The Vernon L. Smith Papers span the years 1938-2007, covering the majority of Smith's career as an economist in the United States, from his early collegiate work at the California Institute of Technology and Harvard through his professorship at the University of Arizona. Limited material also exists on consulting work and academic scholarship after he left the University of Arizona in 2002. The collection is arranged in the following series: Correspondence, Electronic Files, Personal Files, Print Material, Professional Service, Research and Writings, and Teaching Material.

The bulk of the papers reside in the Research and Writings Series, which contains extensive files of Smith's research notes, reprints, and revisions of working papers by Smith and others with added annotations. Broadly speaking, the research files document important developments in experimental economics and Smith's seminal contributions to this field of study. Recurring topics in this series include the development of a methodology for experimental economics; the implementation of experimental economics into the studies of asset trading, capital investment, game theory, environmental economics (e.g., the allocation of natural resources such as water), price behavior, strategic decision making, and utilities; and the behavior toward as well as the psychology behind economic decisions, for which Smith was awarded the Nobel Prize in Economics in 2002. With his theories on behavioral and experimental economics, in part influenced by Leontief and Hurwicz, Smith analyzed the functioning of institutions and communication systems such as auctions, utility regulation and markets. An electronic version of Smith's History of Experimental Economic Science at the University of Arizona is in the electronic files which have been migrated to a library server.
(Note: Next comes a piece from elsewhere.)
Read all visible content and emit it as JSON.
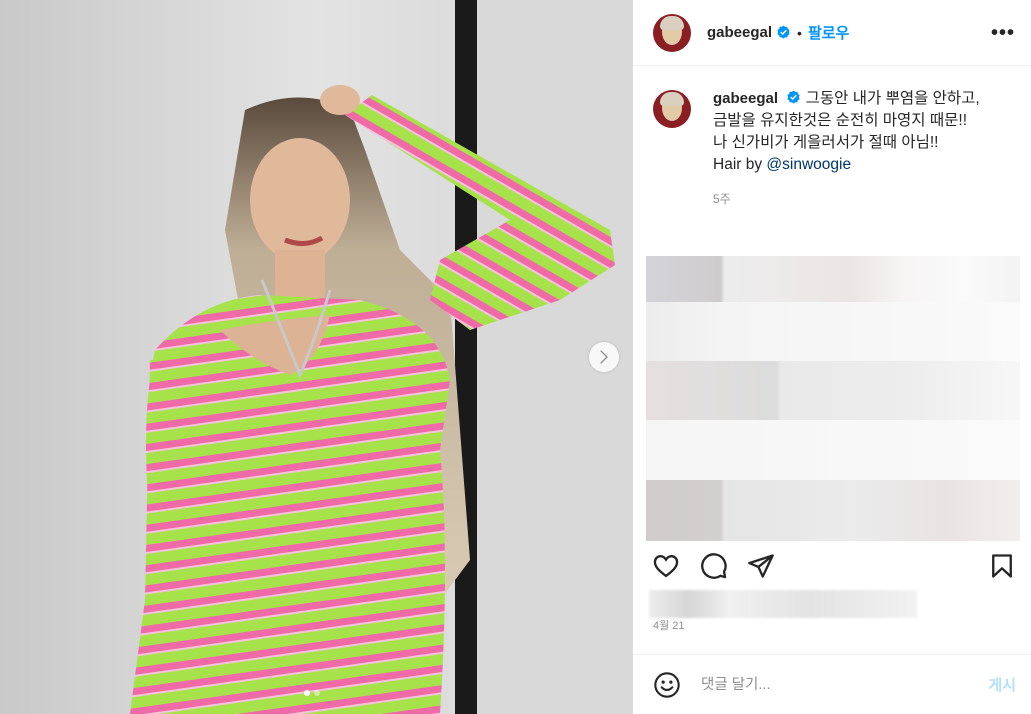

The extensive Print Material Series includes reprints of the journal articles by Smith on similar material, many of which are also available through the Duke Libraries general collections.

In addition to documenting Smith's work in theoretical economics, the Professional Service Series, Research and Writings Series and Teaching Material Series follow his professional activities primarily at the universities of Purdue, Brown, Massachusetts, and especially at Arizona; his role as the Research Director at the Economics Science Lab at the University of Arizona; his participation on various committees; his work with institutions such as the National Science Foundation, the Journal of Economic Behavior and Organization and the National Academy of Sciences; and his role as a consultant on utility regulation both domestically and internationally.

Finally, the Correspondence Series, contains primarily professional and academic correspondence concerning comments on his work by other economists; comments on other's work, dating from Smith's editorial work for several journals; and academic affairs, including recommendations and organizational letters for classes and seminars. Notable correspondence includes early exchanges with Paul Samuelson concerning Smith's graduate level work. In one folder of miscellaneous personal correspondence at the end of the series, a colleague speaks at length in several letters about the Cuban crisis and civil rights protests.

Detailed descriptions on the arrangement and content of each series can be found in the respective sections in this collection guide.